A basis is a foundation of an argument or procedure, an elemental principal, a system upon which something is founded, or the logic or justification for an idea. The word basis is derived from the Greek word, basis, which means a base to stand on.
Bases may mean: 1.) the plural of the noun basis; 2.) the plural of the noun base; or 3.) the third-person singular tense of the verb base. Related words are based and basing. The verb base is a transitive verb, which is a verb that takes an object; it means to have a foundation for something physical or for an idea or a process.
“The defence submission is desperate and one that has no legal basis.” (Malay Mail)
During the last three years in the federal Higher Education Commission (HEC), where the most important post of executive director (ED) has not been permanently filled, the regional offices in the provinces have also been run on an ad hoc basis, it has been learnt. (News International)
The data, as he said, “is all over the place,” including in a Cloud One program and at various data centers at bases. (Federal News Network)

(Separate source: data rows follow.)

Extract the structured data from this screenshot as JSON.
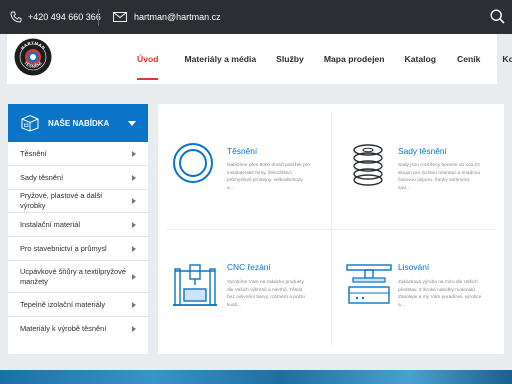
{
  "topbar": {
    "phone": "+420 494 660 366",
    "email": "hartman@hartman.cz",
    "icons": [
      "phone-icon",
      "mail-icon",
      "search-icon"
    ]
  },
  "logo": {
    "brand_text": "HARTMAN TĚSNĚNÍ"
  },
  "nav": {
    "items": [
      {
        "label": "Úvod",
        "active": true
      },
      {
        "label": "Materiály a média",
        "active": false
      },
      {
        "label": "Služby",
        "active": false
      },
      {
        "label": "Mapa prodejen",
        "active": false
      },
      {
        "label": "Katalog",
        "active": false
      },
      {
        "label": "Ceník",
        "active": false
      },
      {
        "label": "Kontakt",
        "active": false
      }
    ]
  },
  "sidebar": {
    "title": "NAŠE NABÍDKA",
    "items": [
      {
        "label": "Těsnění"
      },
      {
        "label": "Sady těsnění"
      },
      {
        "label": "Pryžové, plastové a další výrobky"
      },
      {
        "label": "Instalační materiál"
      },
      {
        "label": "Pro stavebnictví a průmysl"
      },
      {
        "label": "Ucpávkové šňůry a textilpryžové manžety"
      },
      {
        "label": "Tepelně izolační materiály"
      },
      {
        "label": "Materiály k výrobě těsnění"
      }
    ]
  },
  "cards": [
    {
      "title": "Těsnění",
      "text": "Nabízíme přes 9000 druhů položek pro instalatérské firmy, železářství, průmyslové prodejny, velkoobchody a…",
      "icon": "seal-ring-icon"
    },
    {
      "title": "Sady těsnění",
      "text": "Sady jsou rozšířeny bereme do cca 22 skupin pro rychlou orientaci a snadnou časovou úsporu. Široký sortiment sad…",
      "icon": "seal-stack-icon"
    },
    {
      "title": "CNC řezání",
      "text": "Vyrobíme Vám na zakázku produkty dle Vašich výkresů a návrhů. Těsnit bez ovlivnění barvy, rozměrů a počtu kusů…",
      "icon": "cnc-machine-icon"
    },
    {
      "title": "Lisování",
      "text": "Zakázková výroba na míru dle Vašich představ. Z široké nabídky materiálů. Zavolejte a my Vám poradíme, výrobce a…",
      "icon": "press-machine-icon"
    }
  ],
  "colors": {
    "accent_blue": "#0a74c8",
    "accent_red": "#e4362c",
    "topbar": "#2b2e33",
    "background": "#e9ecef"
  }
}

The Reserve Bank covered all the bases today with a Monetary Policy Review that acknowledged some positive signs of economic recovery while reminding that the risk of further shocks remains very real. (New Zealand Herald)